Questions remain over Alan Shatter’s departure from office

Formidable deputy was one of the the State’s most reforming ministers for justice

 Alan Shatter with Taoiseach Enda Kenny: In just three years in   office, Shatter initiated a sweeping reform agenda in the Department of Justice, publishing nearly 30 separate pieces of legislation. Photograph:  Leon Farrell/RollingNews.ie

Alan Shatter with Taoiseach Enda Kenny: In just three years in office, Shatter initiated a sweeping reform agenda in the Department of Justice, publishing nearly 30 separate pieces of legislation. Photograph: Leon Farrell/RollingNews.ie

 

The judgement by the Court of Appeal in favour of Alan Shatter raises the question of whether an outstanding minister for justice was hounded unfairly from office.

Mr Shatter resigned from the Government in May of 2014 as a direct result of a report by barrister Seán Guerin into allegations made by Garda whistleblower Sgt Maurice McCabe. A court has now found that Mr Shatter’s constitutional rights were breached by the Guerin investigation.

This judgement comes on top of the report by Mr Justice Kevin O’Higgins, which earlier this year unambiguously cleared Mr Shatter of any wrongdoing in his handling of the allegations made by Sgt McCabe.

All of this has come too late to rescue Mr Shatter’s political career. His term of office as minister for the Departments of Justice and Defence came to an end with his resignation in 2014. His career as a Dáil deputy ended in February when he lost his seat in Dublin Rathdown.

During his time in government Mr Shatter established himself as one of the most energetic and reforming ministers for justice in the history of the State. He still had a huge amount to do when his cabinet career came to an abrupt end.

A formidable debater, Shatter was often accused of arrogance by opponents in the Dáil who disliked his combative style, but his ability and hard work were undeniable.

Serious antagonism

He aroused serious antagonism in the Law Library with his attempt to cut legal costs and provoked the ire of the judiciary by supporting cuts in judges pay in line with the rest of the public service.

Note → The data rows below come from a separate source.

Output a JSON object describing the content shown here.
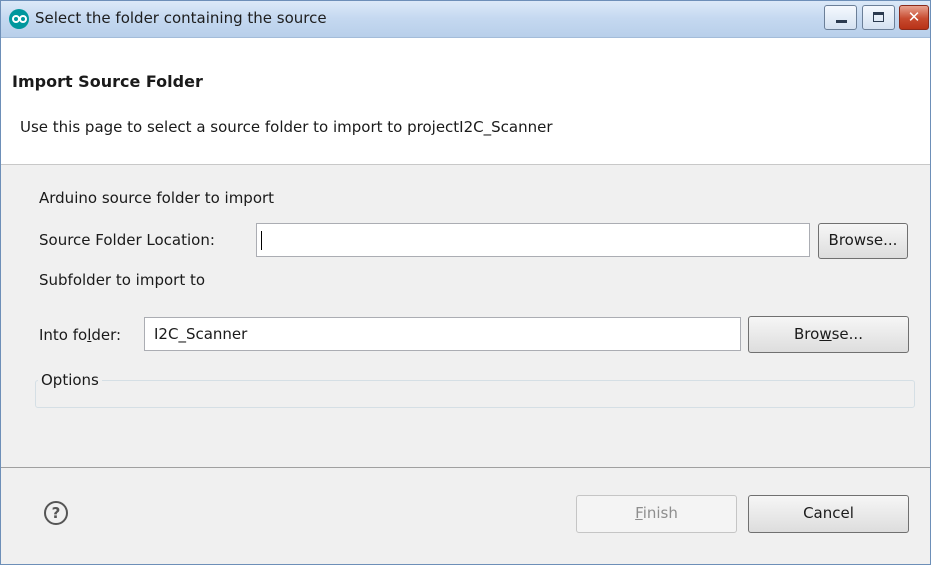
{
  "window": {
    "title": "Select the folder containing the source",
    "app_icon": "arduino-icon",
    "controls": [
      "minimize-icon",
      "maximize-icon",
      "close-icon"
    ]
  },
  "header": {
    "title": "Import Source Folder",
    "description": "Use this page to select a source folder to import to projectI2C_Scanner"
  },
  "source": {
    "section_label": "Arduino source folder to import",
    "location_label": "Source Folder Location:",
    "location_value": "",
    "browse_label": "Browse..."
  },
  "target": {
    "section_label": "Subfolder to import to",
    "into_label_pre": "Into fo",
    "into_label_mnemonic": "l",
    "into_label_post": "der:",
    "into_value": "I2C_Scanner",
    "browse_pre": "Bro",
    "browse_mnemonic": "w",
    "browse_post": "se..."
  },
  "options": {
    "legend": "Options"
  },
  "footer": {
    "help_glyph": "?",
    "finish_mnemonic": "F",
    "finish_rest": "inish",
    "finish_enabled": false,
    "cancel_label": "Cancel"
  }
}
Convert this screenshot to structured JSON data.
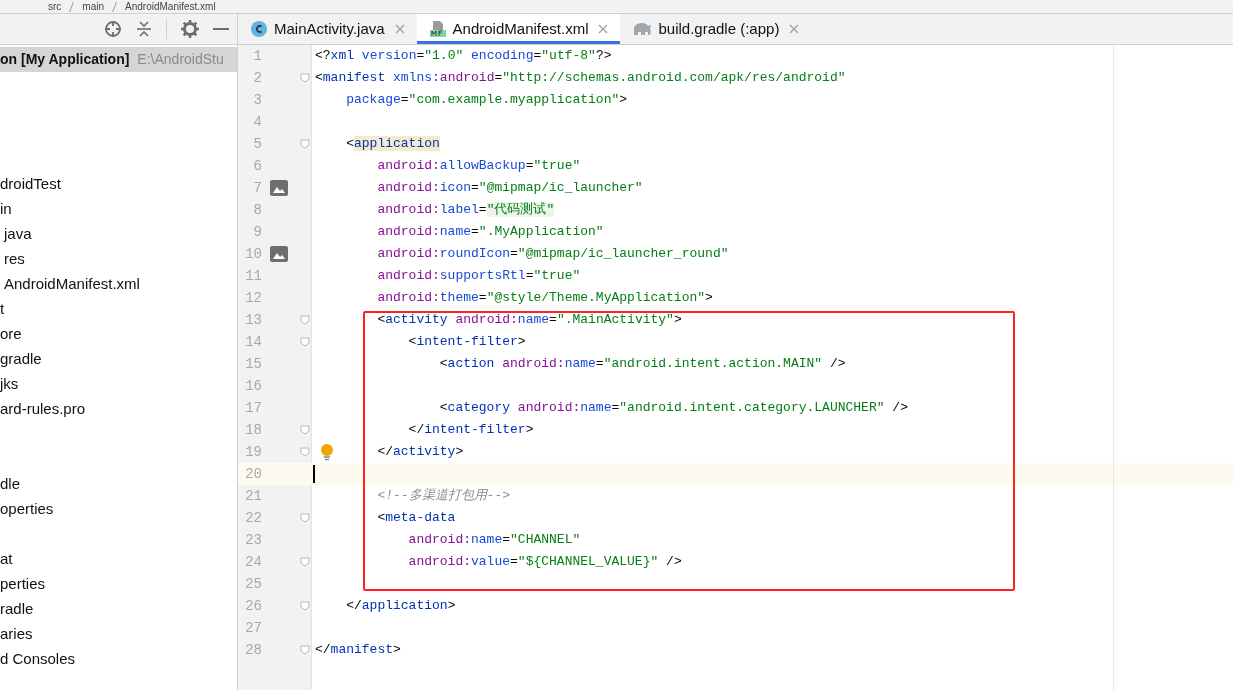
{
  "breadcrumb": [
    "src",
    "main",
    "AndroidManifest.xml"
  ],
  "project_panel": {
    "root": {
      "name": "on [My Application]",
      "path": "E:\\AndroidStu",
      "selected": true
    },
    "items": [
      {
        "label": "droidTest"
      },
      {
        "label": "in"
      },
      {
        "label": "java"
      },
      {
        "label": "res"
      },
      {
        "label": "AndroidManifest.xml"
      },
      {
        "label": "t"
      },
      {
        "label": "ore"
      },
      {
        "label": "gradle"
      },
      {
        "label": "jks"
      },
      {
        "label": "ard-rules.pro"
      },
      {
        "label": "dle"
      },
      {
        "label": "operties"
      },
      {
        "label": "at"
      },
      {
        "label": "perties"
      },
      {
        "label": "radle"
      },
      {
        "label": "aries"
      },
      {
        "label": "d Consoles"
      }
    ]
  },
  "tabs": [
    {
      "label": "MainActivity.java",
      "kind": "java",
      "selected": false
    },
    {
      "label": "AndroidManifest.xml",
      "kind": "manifest",
      "selected": true
    },
    {
      "label": "build.gradle (:app)",
      "kind": "gradle",
      "selected": false
    }
  ],
  "editor": {
    "lines": [
      {
        "n": "1",
        "fold": false,
        "current": false,
        "tokens": [
          {
            "kind": "punct",
            "text": "<?"
          },
          {
            "kind": "tag",
            "text": "xml "
          },
          {
            "kind": "attr",
            "text": "version"
          },
          {
            "kind": "punct",
            "text": "="
          },
          {
            "kind": "value",
            "text": "\"1.0\" "
          },
          {
            "kind": "attr",
            "text": "encoding"
          },
          {
            "kind": "punct",
            "text": "="
          },
          {
            "kind": "value",
            "text": "\"utf-8\""
          },
          {
            "kind": "punct",
            "text": "?>"
          }
        ]
      },
      {
        "n": "2",
        "fold": true,
        "current": false,
        "tokens": [
          {
            "kind": "punct",
            "text": "<"
          },
          {
            "kind": "tag",
            "text": "manifest "
          },
          {
            "kind": "attr",
            "text": "xmlns:"
          },
          {
            "kind": "ns",
            "text": "android"
          },
          {
            "kind": "punct",
            "text": "="
          },
          {
            "kind": "value",
            "text": "\"http://schemas.android.com/apk/res/android\""
          }
        ],
        "children": [
          {
            "n": "3",
            "fold": false,
            "current": false,
            "tokens": [
              {
                "kind": "attr",
                "text": "package"
              },
              {
                "kind": "punct",
                "text": "="
              },
              {
                "kind": "value",
                "text": "\"com.example.myapplication\""
              },
              {
                "kind": "punct",
                "text": ">"
              }
            ]
          },
          {
            "n": "4",
            "fold": false,
            "current": false
          },
          {
            "n": "5",
            "fold": true,
            "current": false,
            "tokens": [
              {
                "kind": "punct",
                "text": "<"
              },
              {
                "kind": "tagmark",
                "text": "application"
              }
            ],
            "children": [
              {
                "n": "6",
                "fold": false,
                "current": false,
                "tokens": [
                  {
                    "kind": "ns",
                    "text": "android:"
                  },
                  {
                    "kind": "attr",
                    "text": "allowBackup"
                  },
                  {
                    "kind": "punct",
                    "text": "="
                  },
                  {
                    "kind": "value",
                    "text": "\"true\""
                  }
                ]
              },
              {
                "n": "7",
                "kind": "image",
                "fold": false,
                "current": false,
                "tokens": [
                  {
                    "kind": "ns",
                    "text": "android:"
                  },
                  {
                    "kind": "attr",
                    "text": "icon"
                  },
                  {
                    "kind": "punct",
                    "text": "="
                  },
                  {
                    "kind": "value",
                    "text": "\"@mipmap/ic_launcher\""
                  }
                ]
              },
              {
                "n": "8",
                "fold": false,
                "current": false,
                "tokens": [
                  {
                    "kind": "ns",
                    "text": "android:"
                  },
                  {
                    "kind": "attr",
                    "text": "label"
                  },
                  {
                    "kind": "punct",
                    "text": "="
                  },
                  {
                    "kind": "valuemark",
                    "text": "\"代码测试\""
                  }
                ]
              },
              {
                "n": "9",
                "fold": false,
                "current": false,
                "tokens": [
                  {
                    "kind": "ns",
                    "text": "android:"
                  },
                  {
                    "kind": "attr",
                    "text": "name"
                  },
                  {
                    "kind": "punct",
                    "text": "="
                  },
                  {
                    "kind": "value",
                    "text": "\".MyApplication\""
                  }
                ]
              },
              {
                "n": "10",
                "kind": "image",
                "fold": false,
                "current": false,
                "tokens": [
                  {
                    "kind": "ns",
                    "text": "android:"
                  },
                  {
                    "kind": "attr",
                    "text": "roundIcon"
                  },
                  {
                    "kind": "punct",
                    "text": "="
                  },
                  {
                    "kind": "value",
                    "text": "\"@mipmap/ic_launcher_round\""
                  }
                ]
              },
              {
                "n": "11",
                "fold": false,
                "current": false,
                "tokens": [
                  {
                    "kind": "ns",
                    "text": "android:"
                  },
                  {
                    "kind": "attr",
                    "text": "supportsRtl"
                  },
                  {
                    "kind": "punct",
                    "text": "="
                  },
                  {
                    "kind": "value",
                    "text": "\"true\""
                  }
                ]
              },
              {
                "n": "12",
                "fold": false,
                "current": false,
                "tokens": [
                  {
                    "kind": "ns",
                    "text": "android:"
                  },
                  {
                    "kind": "attr",
                    "text": "theme"
                  },
                  {
                    "kind": "punct",
                    "text": "="
                  },
                  {
                    "kind": "value",
                    "text": "\"@style/Theme.MyApplication\""
                  },
                  {
                    "kind": "punct",
                    "text": ">"
                  }
                ]
              },
              {
                "n": "13",
                "fold": true,
                "current": false,
                "tokens": [
                  {
                    "kind": "punct",
                    "text": "<"
                  },
                  {
                    "kind": "tag",
                    "text": "activity "
                  },
                  {
                    "kind": "ns",
                    "text": "android:"
                  },
                  {
                    "kind": "attr",
                    "text": "name"
                  },
                  {
                    "kind": "punct",
                    "text": "="
                  },
                  {
                    "kind": "value",
                    "text": "\".MainActivity\""
                  },
                  {
                    "kind": "punct",
                    "text": ">"
                  }
                ],
                "children": [
                  {
                    "n": "14",
                    "fold": true,
                    "current": false,
                    "tokens": [
                      {
                        "kind": "punct",
                        "text": "<"
                      },
                      {
                        "kind": "tag",
                        "text": "intent-filter"
                      },
                      {
                        "kind": "punct",
                        "text": ">"
                      }
                    ],
                    "children": [
                      {
                        "n": "15",
                        "fold": false,
                        "current": false,
                        "tokens": [
                          {
                            "kind": "punct",
                            "text": "<"
                          },
                          {
                            "kind": "tag",
                            "text": "action "
                          },
                          {
                            "kind": "ns",
                            "text": "android:"
                          },
                          {
                            "kind": "attr",
                            "text": "name"
                          },
                          {
                            "kind": "punct",
                            "text": "="
                          },
                          {
                            "kind": "value",
                            "text": "\"android.intent.action.MAIN\" "
                          },
                          {
                            "kind": "punct",
                            "text": "/>"
                          }
                        ]
                      },
                      {
                        "n": "16",
                        "fold": false,
                        "current": false
                      },
                      {
                        "n": "17",
                        "fold": false,
                        "current": false,
                        "tokens": [
                          {
                            "kind": "punct",
                            "text": "<"
                          },
                          {
                            "kind": "tag",
                            "text": "category "
                          },
                          {
                            "kind": "ns",
                            "text": "android:"
                          },
                          {
                            "kind": "attr",
                            "text": "name"
                          },
                          {
                            "kind": "punct",
                            "text": "="
                          },
                          {
                            "kind": "value",
                            "text": "\"android.intent.category.LAUNCHER\" "
                          },
                          {
                            "kind": "punct",
                            "text": "/>"
                          }
                        ]
                      }
                    ]
                  },
                  {
                    "n": "18",
                    "fold": true,
                    "current": false,
                    "tokens": [
                      {
                        "kind": "punct",
                        "text": "</"
                      },
                      {
                        "kind": "tag",
                        "text": "intent-filter"
                      },
                      {
                        "kind": "punct",
                        "text": ">"
                      }
                    ]
                  }
                ]
              },
              {
                "n": "19",
                "kind": "bulb",
                "fold": true,
                "current": false,
                "tokens": [
                  {
                    "kind": "punct",
                    "text": "</"
                  },
                  {
                    "kind": "tag",
                    "text": "activity"
                  },
                  {
                    "kind": "punct",
                    "text": ">"
                  }
                ]
              },
              {
                "n": "20",
                "fold": false,
                "current": true
              },
              {
                "n": "21",
                "fold": false,
                "current": false,
                "tokens": [
                  {
                    "kind": "comment",
                    "text": "<!--多渠道打包用-->"
                  }
                ]
              },
              {
                "n": "22",
                "fold": true,
                "current": false,
                "tokens": [
                  {
                    "kind": "punct",
                    "text": "<"
                  },
                  {
                    "kind": "tag",
                    "text": "meta-data"
                  }
                ],
                "children": [
                  {
                    "n": "23",
                    "fold": false,
                    "current": false,
                    "tokens": [
                      {
                        "kind": "ns",
                        "text": "android:"
                      },
                      {
                        "kind": "attr",
                        "text": "name"
                      },
                      {
                        "kind": "punct",
                        "text": "="
                      },
                      {
                        "kind": "value",
                        "text": "\"CHANNEL\""
                      }
                    ]
                  },
                  {
                    "n": "24",
                    "fold": true,
                    "current": false,
                    "tokens": [
                      {
                        "kind": "ns",
                        "text": "android:"
                      },
                      {
                        "kind": "attr",
                        "text": "value"
                      },
                      {
                        "kind": "punct",
                        "text": "="
                      },
                      {
                        "kind": "value",
                        "text": "\"${CHANNEL_VALUE}\" "
                      },
                      {
                        "kind": "punct",
                        "text": "/>"
                      }
                    ]
                  }
                ]
              },
              {
                "n": "25",
                "fold": false,
                "current": false
              }
            ]
          },
          {
            "n": "26",
            "fold": true,
            "current": false,
            "tokens": [
              {
                "kind": "punct",
                "text": "</"
              },
              {
                "kind": "tag",
                "text": "application"
              },
              {
                "kind": "punct",
                "text": ">"
              }
            ]
          },
          {
            "n": "27",
            "fold": false,
            "current": false
          }
        ]
      },
      {
        "n": "28",
        "fold": true,
        "current": false,
        "tokens": [
          {
            "kind": "punct",
            "text": "</"
          },
          {
            "kind": "tag",
            "text": "manifest"
          },
          {
            "kind": "punct",
            "text": ">"
          }
        ]
      }
    ]
  }
}
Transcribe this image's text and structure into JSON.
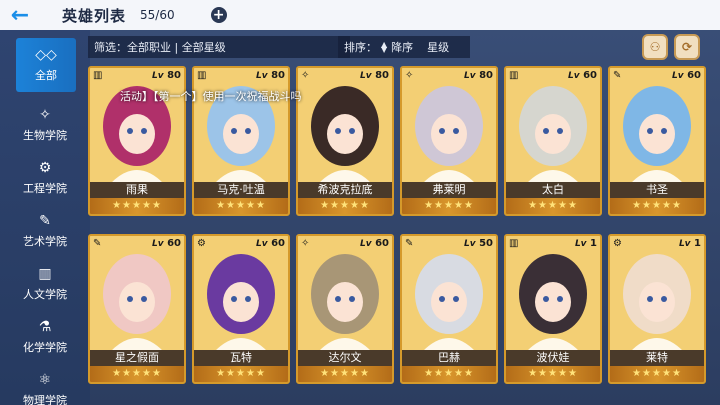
{
  "header": {
    "title": "英雄列表",
    "count": "55/60"
  },
  "filter": {
    "text": "筛选：全部职业 | 全部星级"
  },
  "sort": {
    "label": "排序：",
    "order": "降序",
    "field": "星级"
  },
  "overlay": {
    "text": "活动】【第一个】使用一次祝福战斗吗"
  },
  "sidebar": {
    "items": [
      {
        "label": "全部",
        "icon": "all-icon"
      },
      {
        "label": "生物学院",
        "icon": "dna-icon"
      },
      {
        "label": "工程学院",
        "icon": "robot-icon"
      },
      {
        "label": "艺术学院",
        "icon": "palette-icon"
      },
      {
        "label": "人文学院",
        "icon": "book-icon"
      },
      {
        "label": "化学学院",
        "icon": "flask-icon"
      },
      {
        "label": "物理学院",
        "icon": "atom-icon"
      }
    ]
  },
  "colors": {
    "accent": "#1c82d8",
    "card_gold": "#e9b54b",
    "name_bar": "#4a3a2a"
  },
  "cards": [
    {
      "name": "雨果",
      "lv": "80",
      "stars": "★★★★★",
      "class_icon": "book-icon",
      "hue": "#b0306a"
    },
    {
      "name": "马克·吐温",
      "lv": "80",
      "stars": "★★★★★",
      "class_icon": "book-icon",
      "hue": "#9cc4e8"
    },
    {
      "name": "希波克拉底",
      "lv": "80",
      "stars": "★★★★★",
      "class_icon": "dna-icon",
      "hue": "#3a2a26"
    },
    {
      "name": "弗莱明",
      "lv": "80",
      "stars": "★★★★★",
      "class_icon": "dna-icon",
      "hue": "#cfc7d6"
    },
    {
      "name": "太白",
      "lv": "60",
      "stars": "★★★★★",
      "class_icon": "book-icon",
      "hue": "#d6d6cf"
    },
    {
      "name": "书圣",
      "lv": "60",
      "stars": "★★★★★",
      "class_icon": "palette-icon",
      "hue": "#7fb7e6"
    },
    {
      "name": "星之假面",
      "lv": "60",
      "stars": "★★★★★",
      "class_icon": "palette-icon",
      "hue": "#f0c8c4"
    },
    {
      "name": "瓦特",
      "lv": "60",
      "stars": "★★★★★",
      "class_icon": "robot-icon",
      "hue": "#6a3aa0"
    },
    {
      "name": "达尔文",
      "lv": "60",
      "stars": "★★★★★",
      "class_icon": "dna-icon",
      "hue": "#a89676"
    },
    {
      "name": "巴赫",
      "lv": "50",
      "stars": "★★★★★",
      "class_icon": "palette-icon",
      "hue": "#d8dbe2"
    },
    {
      "name": "波伏娃",
      "lv": "1",
      "stars": "★★★★★",
      "class_icon": "book-icon",
      "hue": "#3a2f36"
    },
    {
      "name": "莱特",
      "lv": "1",
      "stars": "★★★★★",
      "class_icon": "robot-icon",
      "hue": "#f0dcc8"
    }
  ]
}
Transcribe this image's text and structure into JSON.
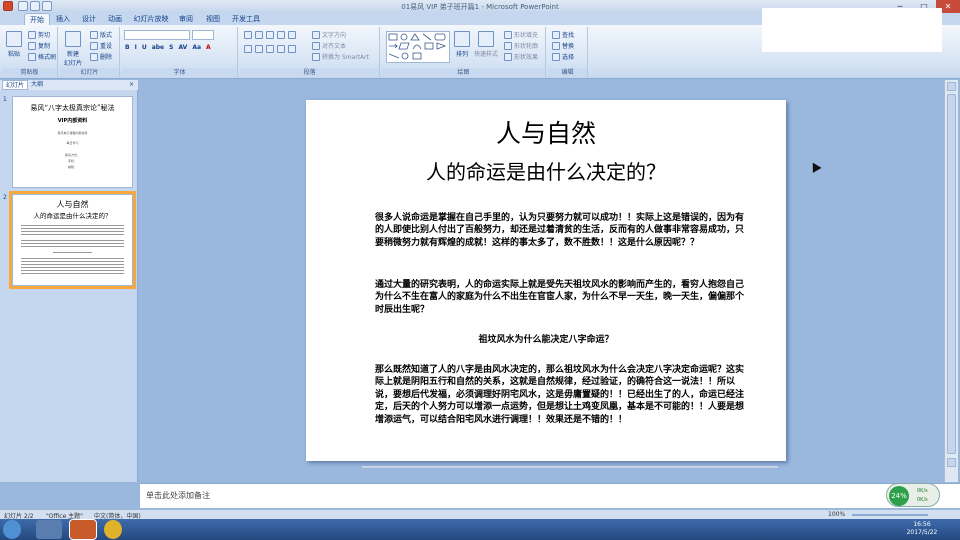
{
  "window": {
    "title": "01易风 VIP 弟子班开篇1 - Microsoft PowerPoint",
    "minimize": "─",
    "maximize": "□",
    "close": "✕"
  },
  "tabs": [
    "开始",
    "插入",
    "设计",
    "动画",
    "幻灯片放映",
    "审阅",
    "视图",
    "开发工具"
  ],
  "ribbon": {
    "clipboard": {
      "label": "剪贴板",
      "paste": "粘贴",
      "cut": "剪切",
      "copy": "复制",
      "format_painter": "格式刷"
    },
    "slides": {
      "label": "幻灯片",
      "new_slide": "新建\n幻灯片",
      "layout": "版式",
      "reset": "重设",
      "delete": "删除"
    },
    "font": {
      "label": "字体",
      "bold": "B",
      "italic": "I",
      "underline": "U",
      "strike": "abe",
      "shadow": "S",
      "spacing": "AV",
      "case": "Aa",
      "color": "A"
    },
    "paragraph": {
      "label": "段落",
      "text_direction": "文字方向",
      "align_text": "对齐文本",
      "smartart": "转换为 SmartArt"
    },
    "drawing": {
      "label": "绘图",
      "arrange": "排列",
      "quick_styles": "快速样式",
      "fill": "形状填充",
      "outline": "形状轮廓",
      "effects": "形状效果"
    },
    "editing": {
      "label": "编辑",
      "find": "查找",
      "replace": "替换",
      "select": "选择"
    }
  },
  "leftpane": {
    "tab_slides": "幻灯片",
    "tab_outline": "大纲",
    "close": "×",
    "slide1": {
      "num": "1",
      "title": "易风“八字太极真宗论”秘法",
      "sub": "VIP内部资料",
      "line1": "易风弟子课程内部资料",
      "line2": "每日学习",
      "line3": "联系方式：",
      "line4": "手机：",
      "line5": "邮箱："
    },
    "slide2": {
      "num": "2",
      "title": "人与自然",
      "sub": "人的命运是由什么决定的？"
    }
  },
  "slide": {
    "title": "人与自然",
    "subtitle": "人的命运是由什么决定的？",
    "para1": "很多人说命运是掌握在自己手里的，认为只要努力就可以成功！！实际上这是错误的，因为有的人即使比别人付出了百般努力，却还是过着清贫的生活，反而有的人做事非常容易成功，只要稍微努力就有辉煌的成就！这样的事太多了，数不胜数！！这是什么原因呢？？",
    "para2": "通过大量的研究表明，人的命运实际上就是受先天祖坟风水的影响而产生的，看穷人抱怨自己为什么不生在富人的家庭为什么不出生在官宦人家，为什么不早一天生，晚一天生，偏偏那个时辰出生呢？",
    "para3": "祖坟风水为什么能决定八字命运？",
    "para4": "那么既然知道了人的八字是由风水决定的，那么祖坟风水为什么会决定八字决定命运呢？这实际上就是阴阳五行和自然的关系，这就是自然规律，经过验证，的确符合这一说法！！所以说，要想后代发福，必须调理好阴宅风水，这是毋庸置疑的！！已经出生了的人，命运已经注定，后天的个人努力可以增添一点运势，但是想让土鸡变凤凰，基本是不可能的！！人要是想增添运气，可以结合阳宅风水进行调理！！效果还是不错的！！"
  },
  "notes": {
    "placeholder": "单击此处添加备注"
  },
  "status": {
    "slide": "幻灯片 2/2",
    "theme": "\"Office 主题\"",
    "lang": "中文(简体，中国)",
    "zoom": "100%"
  },
  "netmon": {
    "percent": "24%",
    "up": "0K/s",
    "down": "0K/s"
  },
  "clock": {
    "time": "16:56",
    "date": "2017/5/22"
  }
}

In just three years in office, he initiated a sweeping reform agenda in justice, publishing nearly 30 separate pieces of legislation.

Among them were the Personal Insolvency Act, the National Vetting Bureau Act (Children & Vulnerable Persons) Act, the Criminal Justice Act, the DNA Database Act, the Human Rights and Equality Commission Act.

Major reforms were also introduced into Ireland’s citizenship laws and a new citizenship ceremony was created. During his time as minister, 69,000 foreign nationals became Irish citizens.

Mr Shatter also created a scheme to facilitate relations of Syrian families already resident in Ireland who were either caught up in the civil war, or in refugee camps elsewhere as a result of the conflict in Syria, to join them here.

In his role as minister for defence, he implemented substantial reform in the Department of Defence and restructured the Irish Defence Forces.

Things started to go wrong for him when in 2013 he criticised whistleblowers who alleged widespread corruption in An Garda Síochána regarding the cancellation of penalty points.

He was dogged by one controversy after another for the following year and eventually resigned as a result of the Guerin report.